It’s important that the preparers of company reports have form of alignment because it will only make it easier to make disclosures relevant to the planet’s biggest issue: climate change. Indeed, companies are under growing pressure to comply with TCFD’s reporting requirements to disclose their climate-related risks and opportunities.

A recent TCFD status report encouraged companies to speed up the pace at which its guidelines are implemented. According to the report: “Given the urgent and unprecedented changes needed to meet the goals of the Paris Agreement, the Task Force is concerned that not enough companies are disclosing information about their climate-related risks and opportunities.”

Will framework providers get together to form a single organisation delivering an “all encompassing” one-stop shop for sustainability reporting? That’s unlikely any time soon, despite requests. Current systems are designed to serve different audiences in different jurisdictions with different objectives. Pulling them together would be a much bigger job than aiming for better alignment.

Wim Bartels, programme lead at the CRD, told a briefing this week that though informal conversations had included talk of a single organisation with a single reporting framework, the obstacles were too high.

“It’s easy to say that. It’s very difficult to do it,” he said.

In September the CRD will produce a report that will include a map laying out where the five reporting frameworks help with TCFD reporting, and where there are gaps. Bartels foreshadowed publication by saying there was less “misalignment” than many in the market believe. That at least should provide some aid to corporate reporting departments.

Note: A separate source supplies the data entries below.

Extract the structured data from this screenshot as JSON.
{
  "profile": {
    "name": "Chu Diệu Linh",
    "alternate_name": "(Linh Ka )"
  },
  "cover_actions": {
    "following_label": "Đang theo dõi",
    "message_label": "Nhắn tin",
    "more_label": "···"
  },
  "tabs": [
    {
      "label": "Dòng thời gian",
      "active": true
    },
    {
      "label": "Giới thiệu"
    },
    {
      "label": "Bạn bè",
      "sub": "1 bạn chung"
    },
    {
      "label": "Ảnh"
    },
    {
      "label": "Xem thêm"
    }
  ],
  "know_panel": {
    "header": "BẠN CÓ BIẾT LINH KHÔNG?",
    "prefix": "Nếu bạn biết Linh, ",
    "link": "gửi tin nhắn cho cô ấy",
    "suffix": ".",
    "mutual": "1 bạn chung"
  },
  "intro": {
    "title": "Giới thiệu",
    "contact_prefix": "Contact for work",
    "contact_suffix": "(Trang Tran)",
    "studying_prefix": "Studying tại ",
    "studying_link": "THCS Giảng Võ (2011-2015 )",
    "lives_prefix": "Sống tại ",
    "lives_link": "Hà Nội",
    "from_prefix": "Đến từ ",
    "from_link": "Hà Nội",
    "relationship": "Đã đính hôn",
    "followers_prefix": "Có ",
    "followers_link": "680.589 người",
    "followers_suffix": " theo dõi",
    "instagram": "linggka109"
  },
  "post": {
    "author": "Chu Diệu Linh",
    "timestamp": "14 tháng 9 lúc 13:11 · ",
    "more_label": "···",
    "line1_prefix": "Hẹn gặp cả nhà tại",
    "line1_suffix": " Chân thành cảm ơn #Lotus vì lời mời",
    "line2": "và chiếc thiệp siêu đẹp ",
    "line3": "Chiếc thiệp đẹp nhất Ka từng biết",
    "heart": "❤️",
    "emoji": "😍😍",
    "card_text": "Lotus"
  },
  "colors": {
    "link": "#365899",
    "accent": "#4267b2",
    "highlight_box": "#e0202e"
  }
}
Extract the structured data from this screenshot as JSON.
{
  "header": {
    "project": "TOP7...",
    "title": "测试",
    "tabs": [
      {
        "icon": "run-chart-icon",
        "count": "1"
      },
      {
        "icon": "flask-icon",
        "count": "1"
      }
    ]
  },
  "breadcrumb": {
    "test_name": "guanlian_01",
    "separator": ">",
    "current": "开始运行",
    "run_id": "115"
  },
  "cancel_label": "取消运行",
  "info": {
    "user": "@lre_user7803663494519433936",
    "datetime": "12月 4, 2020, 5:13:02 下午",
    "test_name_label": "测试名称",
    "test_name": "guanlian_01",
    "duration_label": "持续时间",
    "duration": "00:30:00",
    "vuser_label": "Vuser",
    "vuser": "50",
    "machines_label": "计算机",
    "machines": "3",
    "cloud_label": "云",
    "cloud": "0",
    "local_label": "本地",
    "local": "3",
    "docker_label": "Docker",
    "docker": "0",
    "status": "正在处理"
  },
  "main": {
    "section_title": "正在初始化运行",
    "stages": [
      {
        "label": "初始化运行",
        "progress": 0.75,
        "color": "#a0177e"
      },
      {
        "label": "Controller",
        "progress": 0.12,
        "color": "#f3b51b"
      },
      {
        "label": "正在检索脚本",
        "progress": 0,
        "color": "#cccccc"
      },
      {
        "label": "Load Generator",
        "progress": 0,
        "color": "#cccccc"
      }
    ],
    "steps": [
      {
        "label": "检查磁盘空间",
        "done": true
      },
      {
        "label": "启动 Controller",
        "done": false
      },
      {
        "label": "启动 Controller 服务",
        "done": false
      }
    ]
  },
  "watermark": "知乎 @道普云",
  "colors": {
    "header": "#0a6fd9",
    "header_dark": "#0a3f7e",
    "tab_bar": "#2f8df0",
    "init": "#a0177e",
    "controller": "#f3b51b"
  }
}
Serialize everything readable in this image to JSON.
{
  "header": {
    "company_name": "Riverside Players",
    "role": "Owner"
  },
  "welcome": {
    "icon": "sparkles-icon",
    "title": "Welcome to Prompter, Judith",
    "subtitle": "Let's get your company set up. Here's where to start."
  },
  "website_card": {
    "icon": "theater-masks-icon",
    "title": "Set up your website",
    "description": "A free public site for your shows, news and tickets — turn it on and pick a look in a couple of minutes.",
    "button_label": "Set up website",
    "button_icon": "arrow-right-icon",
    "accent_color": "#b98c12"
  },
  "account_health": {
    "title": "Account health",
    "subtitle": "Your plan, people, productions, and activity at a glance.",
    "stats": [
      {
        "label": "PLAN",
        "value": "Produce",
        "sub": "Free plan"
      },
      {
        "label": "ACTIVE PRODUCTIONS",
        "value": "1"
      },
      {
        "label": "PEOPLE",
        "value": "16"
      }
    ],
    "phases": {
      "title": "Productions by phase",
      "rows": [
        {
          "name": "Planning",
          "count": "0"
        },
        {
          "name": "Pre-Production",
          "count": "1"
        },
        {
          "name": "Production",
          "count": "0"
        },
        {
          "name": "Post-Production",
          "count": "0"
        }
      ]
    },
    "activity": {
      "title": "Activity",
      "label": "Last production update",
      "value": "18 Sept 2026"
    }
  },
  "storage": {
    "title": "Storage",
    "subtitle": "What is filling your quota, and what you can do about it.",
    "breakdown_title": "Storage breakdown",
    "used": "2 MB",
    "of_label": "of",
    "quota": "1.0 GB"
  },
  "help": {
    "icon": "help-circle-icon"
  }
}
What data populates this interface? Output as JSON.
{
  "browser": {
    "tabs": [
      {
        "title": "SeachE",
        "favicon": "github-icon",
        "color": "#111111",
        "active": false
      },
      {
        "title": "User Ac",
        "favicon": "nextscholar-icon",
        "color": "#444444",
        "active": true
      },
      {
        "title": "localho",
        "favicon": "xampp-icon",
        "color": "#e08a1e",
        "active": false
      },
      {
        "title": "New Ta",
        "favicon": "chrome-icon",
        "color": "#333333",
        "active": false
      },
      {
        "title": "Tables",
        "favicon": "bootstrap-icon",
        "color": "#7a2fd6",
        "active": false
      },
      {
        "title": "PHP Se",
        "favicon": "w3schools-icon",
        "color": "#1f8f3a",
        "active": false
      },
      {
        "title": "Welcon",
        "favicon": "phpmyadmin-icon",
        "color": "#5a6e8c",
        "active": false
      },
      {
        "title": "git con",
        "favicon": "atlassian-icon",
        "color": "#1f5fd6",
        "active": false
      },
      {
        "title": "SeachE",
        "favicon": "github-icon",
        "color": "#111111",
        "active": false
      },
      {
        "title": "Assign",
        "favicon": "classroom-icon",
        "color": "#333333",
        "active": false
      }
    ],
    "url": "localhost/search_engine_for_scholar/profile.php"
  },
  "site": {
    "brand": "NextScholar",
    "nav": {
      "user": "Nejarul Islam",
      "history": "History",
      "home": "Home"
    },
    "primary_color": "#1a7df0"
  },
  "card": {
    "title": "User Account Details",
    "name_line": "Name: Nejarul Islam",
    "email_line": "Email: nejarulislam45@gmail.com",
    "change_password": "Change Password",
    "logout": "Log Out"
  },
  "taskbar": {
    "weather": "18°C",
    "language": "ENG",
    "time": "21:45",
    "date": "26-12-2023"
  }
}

The post ‘Single all-encompassing framework’ needed for sustainability reporting appeared first on Board Agenda.


Tearfund – Fundraising Trustees

Fundraising Trustees – Tearfund Recruiter: Tearfund Location: Nationwide Salary: Not Specified Posted: 21 Jun 2019 Closes: 09 Jul 2019 Job Function: Trustees Industry: Charities Tearfund is committed to following Jesus where the need is greatest. We are a Christian international relief and development agency working globally to end poverty and injustice, and to restore dignity […]

The post Tearfund – Fundraising Trustees appeared first on NEDworks.